Celebrating Holy Week gave way to processions that take place throughout Spain. These processions  are especially important in the south. Churches are tasked with preparing floats adorned with gold and silver and boasting religious figures. These floats are then carried through the city and crowds of people come to watch, cry, sing and pray over the processions.

 This was a cultural spectacle that was very impressive and shocking. One of the biggest shocks are the cloaked figures that walk with the procession known as “nazarenes.” When seeing these people, the immediate thought for an American is that they are the KKK, but it is not related at all.

Procession in Jaén of Virgin Mary with the Cathedral of Jaén in the background. (Photo by Chase Hollenkamp)

Apart from Jaén, I was able to visit various other towns and cities in Andalucia. All of the places I visited contained incredible architecture that has outlasted centuries. The smell of orange trees all around was magical. 

Our first stop was to Segura de la Sierra, but on the way we stopped in Riópar Viejo, a medieval town. It has now been converted into a tourist area, but they have conserved the old remains of the original city. Once we arrived in Segura de la Sierra we headed up the mountain to see the castle. Sweaty and out of breath, we made it to the top just to discover that it was closed. So we turned around and headed back down the hill to explore the town. 

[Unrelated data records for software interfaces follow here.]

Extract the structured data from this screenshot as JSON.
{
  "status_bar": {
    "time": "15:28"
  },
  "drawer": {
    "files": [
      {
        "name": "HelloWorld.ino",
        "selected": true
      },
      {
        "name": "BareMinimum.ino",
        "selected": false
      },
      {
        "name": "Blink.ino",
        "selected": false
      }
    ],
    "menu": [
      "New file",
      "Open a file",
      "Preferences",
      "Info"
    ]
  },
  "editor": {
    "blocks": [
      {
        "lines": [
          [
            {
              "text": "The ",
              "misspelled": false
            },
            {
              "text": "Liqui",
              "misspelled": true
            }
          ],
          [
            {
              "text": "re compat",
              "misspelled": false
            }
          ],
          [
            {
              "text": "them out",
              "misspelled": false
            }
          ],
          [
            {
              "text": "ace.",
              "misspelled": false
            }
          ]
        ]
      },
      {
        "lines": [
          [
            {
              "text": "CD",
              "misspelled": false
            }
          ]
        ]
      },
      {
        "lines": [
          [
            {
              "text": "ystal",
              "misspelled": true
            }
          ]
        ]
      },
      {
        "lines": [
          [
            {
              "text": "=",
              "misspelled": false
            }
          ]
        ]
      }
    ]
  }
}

The next destination was Granada, where I was able to visit the incredible Alhambra. The mudejar fortress is a construction that can take your breath away. The incredibly intricate designs in the architecture and beautiful gardens were unforgettable. 

Outside view of Alhambra in Granada. (Photo by Chase Hollenkamp)

The next day we visited Córdoba, a city known for its beautiful interior patios and cute streets. Here we had the chance to visit Córdoba’s amazing mosque-turned-church from the 700s AD. It is styled with an array of interior arches, giving it an endless feel. 

The Mosque-Cathedral of Córdoba. (Photo by Chase Hollenkamp)

The last destinations on our trip were Úbeda and Baeza. Both cities contain beautiful churches and old palaces that left me in awe, as did every destination on the itinerary. In Ubeda we stopped for a buffet and ate seafood, different types of meat and of course a plethora of desserts. We were so full we could barely walk. 

After this trip, not only was I left completely exhausted, but I was also left with a different view of Spain. First, I realized that southern Spain is solely responsible for Spain having the reputation of one of the most difficult countries in the Spanish speaking world to understand. 

Apart from that, my original view of Spain was of Mediterranean beaches, but I now know that the country holds so many other amazing  destinations that are just as worthy of admiration. Among the castles, food, hikes and quaint towns, Andalucia has more than exceeded my expectations. 

Well, with this last article written, for now I say goodbye. I hope you enjoyed hearing about my journey in Spain, and I look forward to seeing you all very soon for the fall semester. ¡Hasta luego!